Psst: I also recommend Sublime Speech's SLP Starter Kit on TPT.  I let my articulation students who are close to graduating "grade" each other then graph their progress on the provided sheets. 

I hope something on here helped! Happy tracking!



August 1, 2015

Teacher Blogger Shirt from Teacher Shirts Online!

Hi everyone! I just wanted to take a minute to brag on on the website Teacher Shirts. They recently had promotion where they offered free t-shirts to anyone with a teacher blogger site. Being a school-based SLP with a blog (among other social media and teacher seller accounts) I decided to take advantage of this offer in order to give my blog some much needed exposure.


















Imagine the surprise of my school staff when they saw my shirt. Many thought I was just being clever (Kayla SLP just sounds like I am advertising my first name job position), but upon seeing the back of my shirt, they started asking questions. 

Some responses that I received:
"Cute shirt!"
"Clever, I like it!"
"Wait. You blog?"
"Since when?"

Equally as popular was this:
"What's blogspot?"

Each response gave me a new opportunity to expose others to my blog and my Teachers Pay Teachers account. It allowed the teachers at my school to know me a little better and appreciate the extra work I do in addition to actually working at the school. 

Want to get one of your own? Go here to order a high-quality blogger t-shirt that displays your logo. The design tool is extremely easy and I love how easy it is to upload my OWN design onto a shirt, with my choice of color. 

If you don't yet have a brand or logo, you may decide to choose one that is pre-made. They even have options for an entire staff (think how cool your SPED staff would look if you had matching team t-shirts)! 

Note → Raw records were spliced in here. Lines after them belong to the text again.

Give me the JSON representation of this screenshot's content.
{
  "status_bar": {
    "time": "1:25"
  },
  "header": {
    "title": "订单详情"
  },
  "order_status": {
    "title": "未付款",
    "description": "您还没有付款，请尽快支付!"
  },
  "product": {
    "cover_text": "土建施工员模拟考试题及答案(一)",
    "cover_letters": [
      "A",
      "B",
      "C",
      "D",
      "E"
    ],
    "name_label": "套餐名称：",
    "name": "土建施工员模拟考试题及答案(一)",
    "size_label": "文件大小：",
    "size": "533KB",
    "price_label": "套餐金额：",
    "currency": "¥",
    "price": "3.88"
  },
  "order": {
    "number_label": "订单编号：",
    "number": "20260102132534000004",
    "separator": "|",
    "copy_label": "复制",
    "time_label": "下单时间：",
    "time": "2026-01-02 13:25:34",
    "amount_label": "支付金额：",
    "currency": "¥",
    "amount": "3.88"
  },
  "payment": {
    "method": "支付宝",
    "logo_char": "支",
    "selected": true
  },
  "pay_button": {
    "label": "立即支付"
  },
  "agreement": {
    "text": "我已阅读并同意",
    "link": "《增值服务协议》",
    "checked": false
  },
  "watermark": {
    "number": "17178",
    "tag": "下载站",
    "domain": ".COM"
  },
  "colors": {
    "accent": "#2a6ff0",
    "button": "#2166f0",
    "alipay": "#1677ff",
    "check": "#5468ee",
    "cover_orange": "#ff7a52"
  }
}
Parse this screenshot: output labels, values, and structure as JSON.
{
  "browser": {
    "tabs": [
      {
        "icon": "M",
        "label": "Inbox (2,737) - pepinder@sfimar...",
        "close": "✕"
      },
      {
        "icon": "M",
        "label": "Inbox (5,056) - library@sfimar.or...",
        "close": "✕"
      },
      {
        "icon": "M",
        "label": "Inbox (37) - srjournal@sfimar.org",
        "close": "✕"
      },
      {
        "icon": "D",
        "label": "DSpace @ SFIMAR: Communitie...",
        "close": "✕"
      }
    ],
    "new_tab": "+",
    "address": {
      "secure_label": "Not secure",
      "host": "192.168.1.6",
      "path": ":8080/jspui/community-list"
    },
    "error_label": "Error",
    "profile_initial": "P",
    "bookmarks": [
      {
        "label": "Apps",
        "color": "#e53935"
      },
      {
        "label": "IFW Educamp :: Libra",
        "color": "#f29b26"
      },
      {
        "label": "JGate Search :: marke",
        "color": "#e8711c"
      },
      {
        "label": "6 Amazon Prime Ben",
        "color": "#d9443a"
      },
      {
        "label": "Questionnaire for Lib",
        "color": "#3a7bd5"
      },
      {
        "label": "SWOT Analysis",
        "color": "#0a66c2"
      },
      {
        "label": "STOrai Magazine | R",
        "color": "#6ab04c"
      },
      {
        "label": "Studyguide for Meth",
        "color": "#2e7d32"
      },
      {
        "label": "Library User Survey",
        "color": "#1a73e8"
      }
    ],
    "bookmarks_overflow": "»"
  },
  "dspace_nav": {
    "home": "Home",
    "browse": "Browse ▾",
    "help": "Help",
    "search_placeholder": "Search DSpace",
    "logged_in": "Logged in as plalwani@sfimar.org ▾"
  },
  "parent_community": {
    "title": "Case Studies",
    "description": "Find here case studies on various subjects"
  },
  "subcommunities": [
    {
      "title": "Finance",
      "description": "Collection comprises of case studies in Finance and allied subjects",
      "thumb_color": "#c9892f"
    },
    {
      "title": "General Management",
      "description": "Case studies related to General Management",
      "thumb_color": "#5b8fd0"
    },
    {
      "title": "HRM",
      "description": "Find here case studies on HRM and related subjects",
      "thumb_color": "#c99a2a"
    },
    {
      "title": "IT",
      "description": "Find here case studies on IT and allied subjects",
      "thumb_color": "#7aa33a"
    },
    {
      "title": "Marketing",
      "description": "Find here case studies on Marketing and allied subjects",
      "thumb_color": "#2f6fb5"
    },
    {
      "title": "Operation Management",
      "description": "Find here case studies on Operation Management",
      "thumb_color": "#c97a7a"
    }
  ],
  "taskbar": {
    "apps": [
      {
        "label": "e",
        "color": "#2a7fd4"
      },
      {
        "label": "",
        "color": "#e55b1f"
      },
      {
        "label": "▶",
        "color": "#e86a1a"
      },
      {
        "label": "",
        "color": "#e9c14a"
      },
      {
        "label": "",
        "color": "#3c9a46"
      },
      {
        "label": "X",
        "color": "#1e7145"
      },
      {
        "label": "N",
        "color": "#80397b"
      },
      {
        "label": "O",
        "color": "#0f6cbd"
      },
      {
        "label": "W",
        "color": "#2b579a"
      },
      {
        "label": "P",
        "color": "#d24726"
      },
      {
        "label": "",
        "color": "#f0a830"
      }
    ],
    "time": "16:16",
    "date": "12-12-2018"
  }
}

Disclaimer: This blog post was written per request of Teachers Shirts upon receiving my free teacher blogger t-shirt. Thoughts and opinions on the quality of the shirt itself are all mine.